The fresh capacity will consist of greenfield thermal power units totalling 1,980 Mw each in 2019 and 2020, and 3,960 Mw and 660 Mw in 2021 and 2022, respectively.
According to UP energy minister Shrikant Sharma, the thermal plants would augment government sector generation capacity by 8,580 Mw and help the state meet its energy supply commitments, apart form catering to incremental power demand.
The capacities are lined up at Meja (Allahabad/Prayagraj), Harduaganj (Aligarh), Ghatampur (Kanpur City), Obra (Sonbhadra), Jawaharpur (Etah) and Panki (Kanpur) thermal power projects in the state.
The Adityanath government is working on a two-pronged strategy to not only raise power generation capacity and plant load factor (PLF), but also to reduce the cost of production for greater commercial viability of plants, thereby offering lower tariffs to consumers.
Sharma said public sector thermal power plants’ load factor had risen by about nine per cent to almost 79 per cent, while generation cost had come down by 38 paise, from Rs 3.49 per unit in 2017-18 to Rs 3.11 in 2018-19, helping state power utility UP Power Corporation Limited (UPPCL) save Rs 933 crore.
Net power supply in UP has attained a record high of 438 million units a day, which has helped the state government ensure adequate electricity availability for consumers, with the peak demand touching 22,500 mw.
Earlier, the rise in oil and coal prices and competition emanating from the ‘merit order dispatch’ system for thermal plants, UP Utpadan Nigam had already drawn a strategic roadmap to improve the functioning of its units against several parameters, including PLF, auxiliary consumption, oil and coal consumption, and heat rate so as to pare the cost of thermal generation during 2018-19.
Merit order dispatch is a mechanism of ranking available energy sources, especially electrical, based on ascending order of price together with the amount of energy that will be generated, giving advantage to lower cost of production and higher PLF.
Currently, the total installed capacity of thermal power plants run by the Nigam is more than 5,500 Mw at Harduaganj, Pariccha, Obra and Anpara.
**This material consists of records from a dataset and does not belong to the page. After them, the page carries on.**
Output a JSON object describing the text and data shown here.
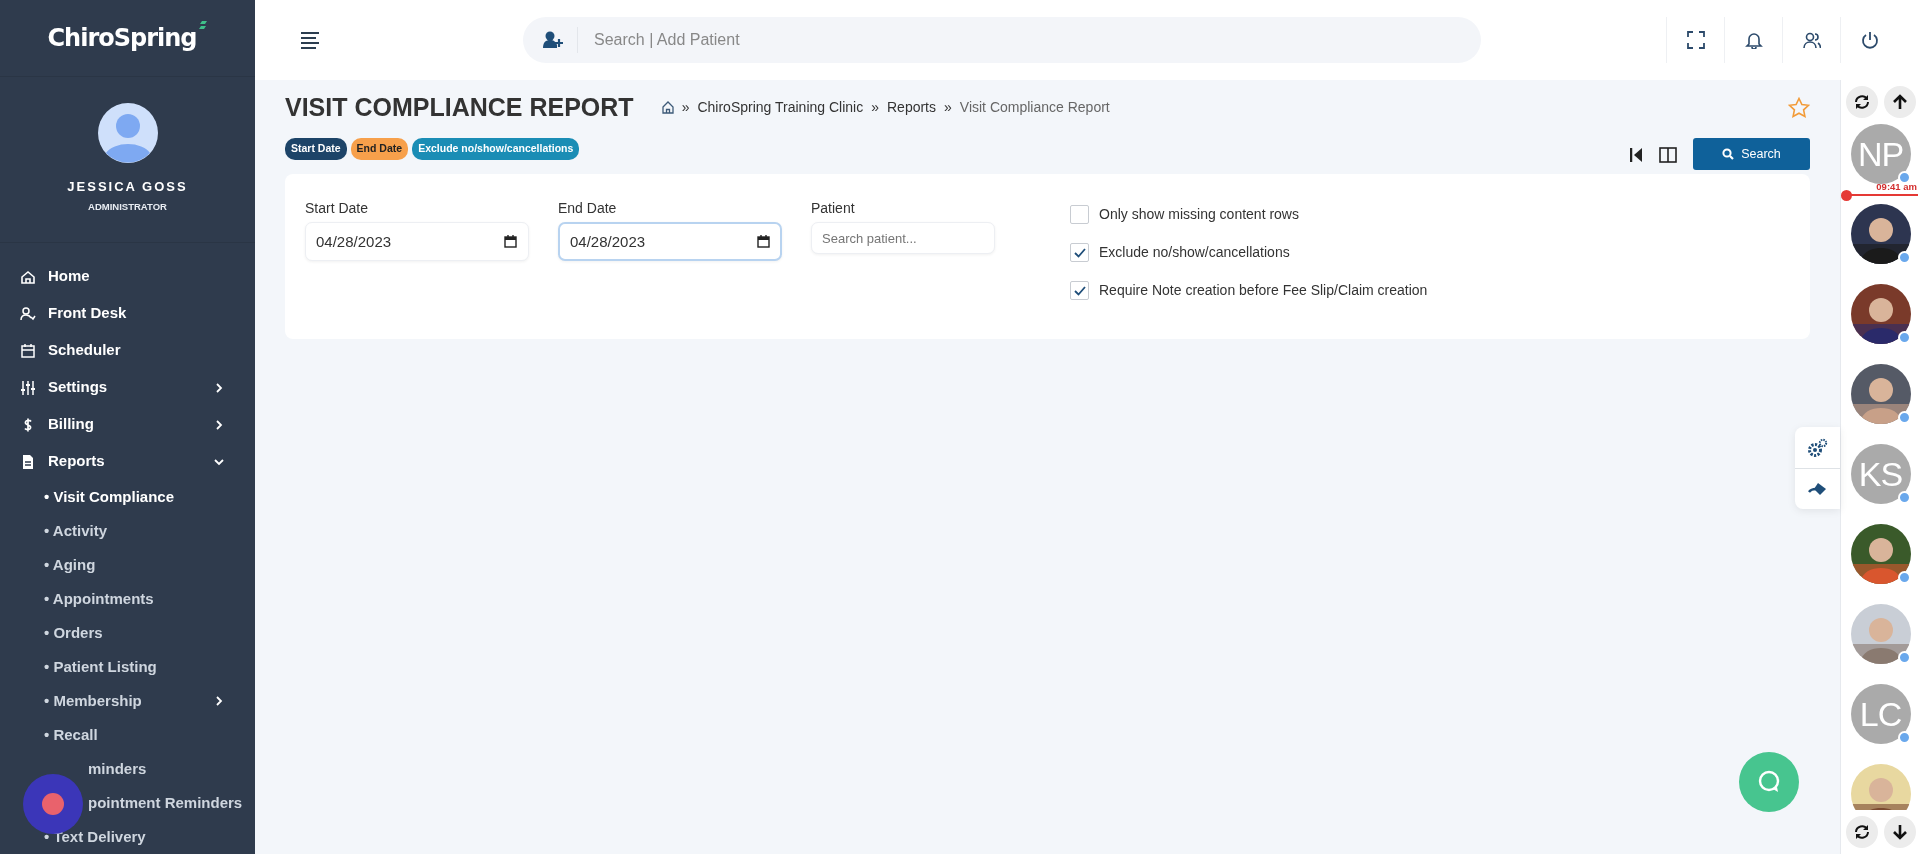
{
  "brand": {
    "name": "ChiroSpring"
  },
  "user": {
    "name": "JESSICA GOSS",
    "role": "ADMINISTRATOR"
  },
  "nav": [
    {
      "label": "Home",
      "kind": "link"
    },
    {
      "label": "Front Desk",
      "kind": "link"
    },
    {
      "label": "Scheduler",
      "kind": "link"
    },
    {
      "label": "Settings",
      "kind": "group",
      "expanded": false
    },
    {
      "label": "Billing",
      "kind": "group",
      "expanded": false
    },
    {
      "label": "Reports",
      "kind": "group",
      "expanded": true,
      "children": [
        {
          "label": "• Visit Compliance",
          "selected": true,
          "kind": "link"
        },
        {
          "label": "• Activity",
          "selected": false,
          "kind": "link"
        },
        {
          "label": "• Aging",
          "selected": false,
          "kind": "link"
        },
        {
          "label": "• Appointments",
          "selected": false,
          "kind": "link"
        },
        {
          "label": "• Orders",
          "selected": false,
          "kind": "link"
        },
        {
          "label": "• Patient Listing",
          "selected": false,
          "kind": "link"
        },
        {
          "label": "• Membership",
          "selected": false,
          "kind": "group",
          "expanded": false
        },
        {
          "label": "• Recall",
          "selected": false,
          "kind": "link"
        },
        {
          "label": "minders",
          "selected": false,
          "kind": "covered"
        },
        {
          "label": "pointment Reminders",
          "selected": false,
          "kind": "covered"
        },
        {
          "label": "• Text Delivery",
          "selected": false,
          "kind": "link"
        }
      ]
    }
  ],
  "search": {
    "placeholder": "Search | Add Patient"
  },
  "page": {
    "title": "VISIT COMPLIANCE REPORT",
    "favorite": false,
    "breadcrumb": [
      {
        "separator": "»",
        "label": "ChiroSpring Training Clinic",
        "current": false
      },
      {
        "separator": "»",
        "label": "Reports",
        "current": false
      },
      {
        "separator": "»",
        "label": "Visit Compliance Report",
        "current": true
      }
    ],
    "filter_badges": [
      {
        "label": "Start Date",
        "color": "#1d4468"
      },
      {
        "label": "End Date",
        "color": "#f7a04b"
      },
      {
        "label": "Exclude no/show/cancellations",
        "color": "#1a8db5"
      }
    ],
    "search_button": "Search"
  },
  "form": {
    "fields": [
      {
        "label": "Start Date",
        "kind": "date",
        "value": "04/28/2023",
        "focused": false
      },
      {
        "label": "End Date",
        "kind": "date",
        "value": "04/28/2023",
        "focused": true
      },
      {
        "label": "Patient",
        "kind": "text",
        "placeholder": "Search patient..."
      }
    ],
    "options": [
      {
        "label": "Only show missing content rows",
        "checked": false
      },
      {
        "label": "Exclude no/show/cancellations",
        "checked": true
      },
      {
        "label": "Require Note creation before Fee Slip/Claim creation",
        "checked": true
      }
    ]
  },
  "schedule_panel": {
    "time": "09:41 am",
    "avatars": [
      {
        "kind": "initials",
        "initials": "NP"
      },
      {
        "kind": "picture"
      },
      {
        "kind": "picture"
      },
      {
        "kind": "picture"
      },
      {
        "kind": "initials",
        "initials": "KS"
      },
      {
        "kind": "picture"
      },
      {
        "kind": "picture"
      },
      {
        "kind": "initials",
        "initials": "LC"
      },
      {
        "kind": "picture"
      }
    ]
  }
}
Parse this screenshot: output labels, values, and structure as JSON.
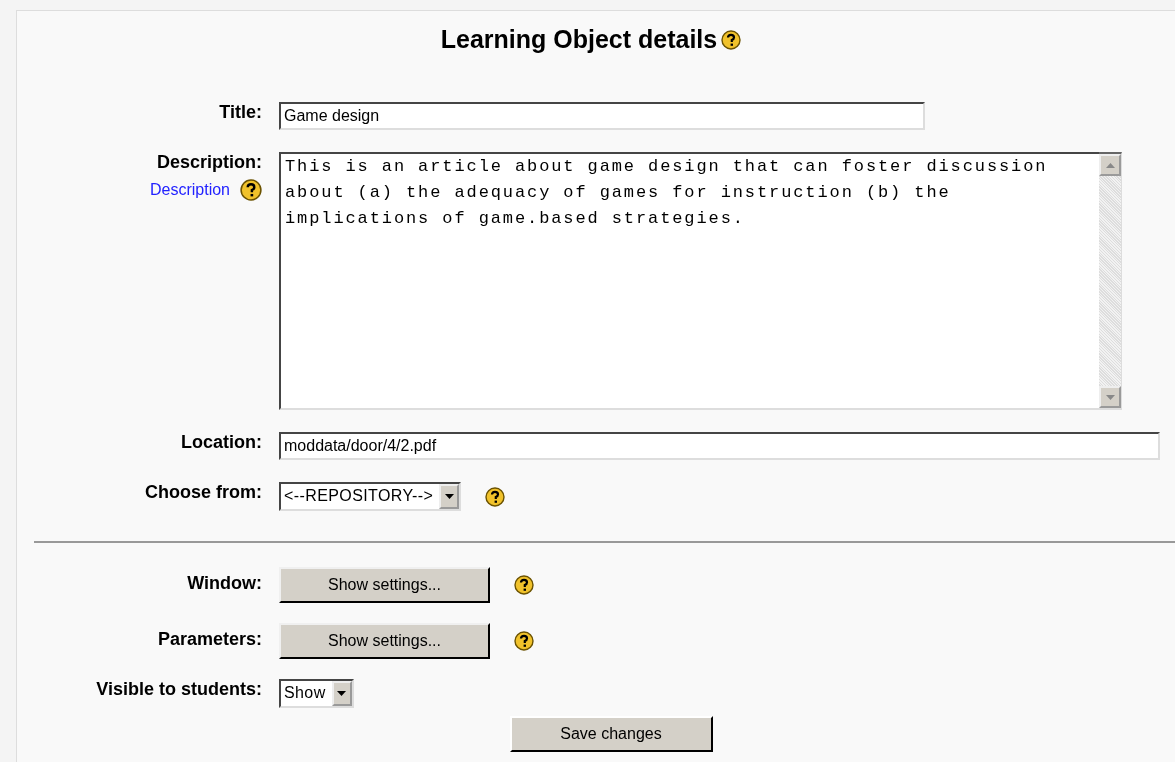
{
  "heading": "Learning Object details",
  "fields": [
    {
      "kind": "text",
      "label": "Title:",
      "value": "Game design"
    },
    {
      "kind": "textarea",
      "label": "Description:",
      "help_link": "Description",
      "value": "This is an article about game design that can foster discussion about (a) the adequacy of games for instruction (b) the implications of game.based strategies."
    },
    {
      "kind": "wide_text",
      "label": "Location:",
      "value": "moddata/door/4/2.pdf"
    },
    {
      "kind": "select",
      "label": "Choose from:",
      "value": "<--REPOSITORY-->",
      "help": true
    },
    {
      "kind": "divider"
    },
    {
      "kind": "button",
      "label": "Window:",
      "value": "Show settings...",
      "help": true
    },
    {
      "kind": "button",
      "label": "Parameters:",
      "value": "Show settings...",
      "help": true
    },
    {
      "kind": "select",
      "label": "Visible to students:",
      "value": "Show",
      "help": false
    }
  ],
  "submit": "Save changes"
}
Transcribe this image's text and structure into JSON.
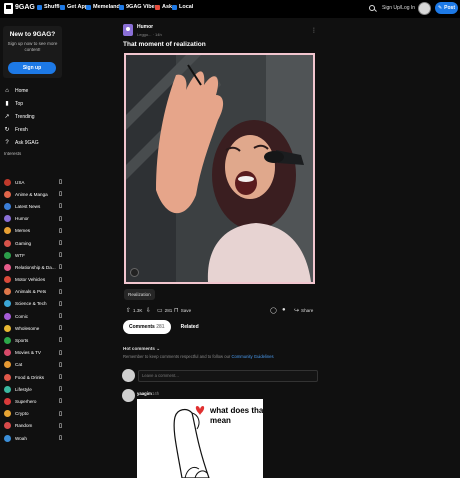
{
  "topbar": {
    "brand": "9GAG",
    "nav": [
      {
        "label": "Shuffle",
        "icon": "shuffle-icon",
        "color": "#1d79e6"
      },
      {
        "label": "Get App",
        "icon": "phone-icon",
        "color": "#1d79e6"
      },
      {
        "label": "Memeland",
        "icon": "memeland-icon",
        "color": "#1d79e6"
      },
      {
        "label": "9GAG Vibes",
        "icon": "vibes-icon",
        "color": "#1d79e6"
      },
      {
        "label": "Ask",
        "icon": "ask-icon",
        "color": "#e64c3c"
      },
      {
        "label": "Local",
        "icon": "local-icon",
        "color": "#1d79e6"
      }
    ],
    "signin": "Sign Up/Log In",
    "post_label": "Post"
  },
  "sidebar": {
    "new_title": "New to 9GAG?",
    "new_subtitle": "Sign up now to see more content!",
    "signup_label": "Sign up",
    "nav": [
      {
        "label": "Home",
        "icon": "home-icon"
      },
      {
        "label": "Top",
        "icon": "top-icon"
      },
      {
        "label": "Trending",
        "icon": "trending-icon"
      },
      {
        "label": "Fresh",
        "icon": "fresh-icon"
      },
      {
        "label": "Ask 9GAG",
        "icon": "ask-icon"
      }
    ],
    "interests_heading": "Interests",
    "interests": [
      {
        "label": "USA",
        "color": "#c0392b"
      },
      {
        "label": "Anime & Manga",
        "color": "#e0654a"
      },
      {
        "label": "Latest News",
        "color": "#3b7ed8"
      },
      {
        "label": "Humor",
        "color": "#8a6fd6"
      },
      {
        "label": "Memes",
        "color": "#e8a033"
      },
      {
        "label": "Gaming",
        "color": "#d8534a"
      },
      {
        "label": "WTF",
        "color": "#2c9e4a"
      },
      {
        "label": "Relationship & Da...",
        "color": "#e65b8a"
      },
      {
        "label": "Motor Vehicles",
        "color": "#d94a3a"
      },
      {
        "label": "Animals & Pets",
        "color": "#e0774a"
      },
      {
        "label": "Science & Tech",
        "color": "#3ba7d8"
      },
      {
        "label": "Comic",
        "color": "#a55bd6"
      },
      {
        "label": "Wholesome",
        "color": "#e8b833"
      },
      {
        "label": "Sports",
        "color": "#2ca84a"
      },
      {
        "label": "Movies & TV",
        "color": "#d84a6a"
      },
      {
        "label": "Cat",
        "color": "#e89a33"
      },
      {
        "label": "Food & Drinks",
        "color": "#e0584a"
      },
      {
        "label": "Lifestyle",
        "color": "#3bb8a0"
      },
      {
        "label": "Superhero",
        "color": "#d93a3a"
      },
      {
        "label": "Crypto",
        "color": "#e8a533"
      },
      {
        "label": "Random",
        "color": "#d84a4a"
      },
      {
        "label": "Woah",
        "color": "#3b8ed8"
      }
    ]
  },
  "post": {
    "section": "Humor",
    "meta": "Leggo... · 14h",
    "title": "That moment of realization",
    "tag": "Realization",
    "upvotes": "1.3K",
    "comments_count": "281",
    "save_label": "Save",
    "share_label": "Share"
  },
  "comments": {
    "tab_comments": "Comments",
    "tab_comments_count": "281",
    "tab_related": "Related",
    "sort_label": "Hot comments",
    "remember_text": "Remember to keep comments respectful and to follow our",
    "guidelines_link": "Community Guidelines",
    "placeholder": "Leave a comment...",
    "first": {
      "user": "yaagim",
      "time": "14h",
      "image_caption": "what does that mean"
    }
  }
}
The private sector power plants have additional installed capacity of nearly 6,360 Mw at Anpara, Roja, Bara and Lalitpur.
However, net generation by these public and private sector plants is only about 12,000 Mw, while UP gets nearly 7,000 Mw from the central sector. The state imports power from other sources, including energy exchange and bilateral agreements, which currently stands at about 3,000 Mw. This way, UP was able to supply nearly 22,000 mw of power in the summer/monsoon season.